In describing the impact of small business on Ohio, association executive Roger Geiger points out the state is home to roughly 700,000 self-employed individuals and that 97 percent of the state’s 260,000 incorporated businesses employ 100 or fewer people.
“When you think of small business, it really is the economic engine,” said Geiger, the Ohio executive for the National Federation of Independent Business (NFIB).
During a recent edition of Town Hall Ohio, Geiger said the two groups still share many common interests.He said the economic downturn in recent years was one of the most trying times he’s seen for small businesses in Ohio.
“Small businesses are generally the first to take the hit but they’re also the very first community to come back,” Geiger said of the recession. “I think we’re seeing positive signs here in Ohio.”
However, a rebound on Wall Street does not necessarily indicate a true recovery point. Rather, Geiger points to the startup of new businesses as the leading indicator that the economic situation has turned around.
“Many of those folks who have found themselves displaced because of the shedding of jobs by major corporations aren’t going back to those jobs. They’re starting a small bookkeeping office in the spare bedroom, they’re starting a small welding shop in the garage. That’s the number I haven’t seen yet to say we’ve totally made the recovery,” he said.
Geiger noted that attributes that help small businesses bounce back quickly are that they’re not bogged down by internal bureaucracy and can better target niche opportunities.
Ohio Farm Bureau Executive Vice President Jack Fisher tied that to an agricultural trend that shows growth in the number of small farms.
“A small farm, small acreage can supply a product, a niche service from a small operation and do very well,” he said.
“The true opportunity of a small business person is providing what’s needed in the marketplace.”
Another issue that farms often share with many other small businesses is the difficulty of passing the operation from one generation to the next.
“It’s the third generation that has the most difficult time succeeding,” Geiger said.
And when it comes to a number of other issues facing small businesses, such as immigration reform, taxes or regulation,
Fisher said that citizens have to take responsibility for fixing the problems.
“Our organizations and our members need to be engaged and participate for all of us to achieve good government,” he said.
Geiger pointed to a large a number of Ohio lawmakers who are business people and farmers as a positive sign.

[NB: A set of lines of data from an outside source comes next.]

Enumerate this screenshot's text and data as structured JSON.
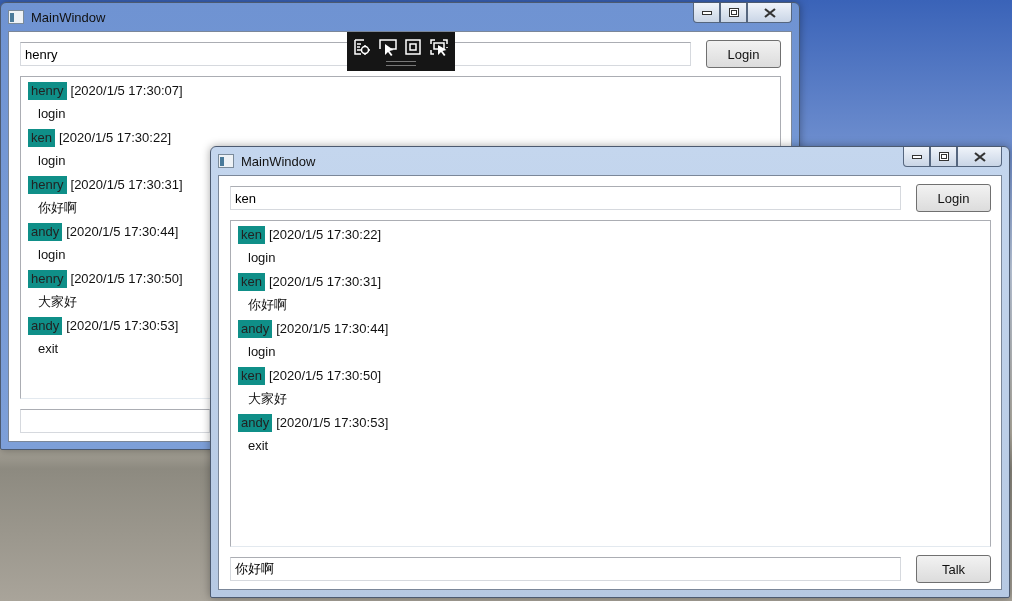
{
  "windows": [
    {
      "title": "MainWindow",
      "active": true,
      "user_field": {
        "value": "henry"
      },
      "login_button": "Login",
      "messages": [
        {
          "sender": "henry",
          "time": "[2020/1/5 17:30:07]",
          "text": "login"
        },
        {
          "sender": "ken",
          "time": "[2020/1/5 17:30:22]",
          "text": "login"
        },
        {
          "sender": "henry",
          "time": "[2020/1/5 17:30:31]",
          "text": "你好啊"
        },
        {
          "sender": "andy",
          "time": "[2020/1/5 17:30:44]",
          "text": "login"
        },
        {
          "sender": "henry",
          "time": "[2020/1/5 17:30:50]",
          "text": "大家好"
        },
        {
          "sender": "andy",
          "time": "[2020/1/5 17:30:53]",
          "text": "exit"
        }
      ]
    },
    {
      "title": "MainWindow",
      "active": false,
      "user_field": {
        "value": "ken"
      },
      "login_button": "Login",
      "messages": [
        {
          "sender": "ken",
          "time": "[2020/1/5 17:30:22]",
          "text": "login"
        },
        {
          "sender": "ken",
          "time": "[2020/1/5 17:30:31]",
          "text": "你好啊"
        },
        {
          "sender": "andy",
          "time": "[2020/1/5 17:30:44]",
          "text": "login"
        },
        {
          "sender": "ken",
          "time": "[2020/1/5 17:30:50]",
          "text": "大家好"
        },
        {
          "sender": "andy",
          "time": "[2020/1/5 17:30:53]",
          "text": "exit"
        }
      ],
      "message_field": {
        "value": "你好啊"
      },
      "talk_button": "Talk"
    }
  ]
}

“Who in our local community can step up with good business sense, good business background, come to Columbus and make a difference on behalf of the entire business community,” he said.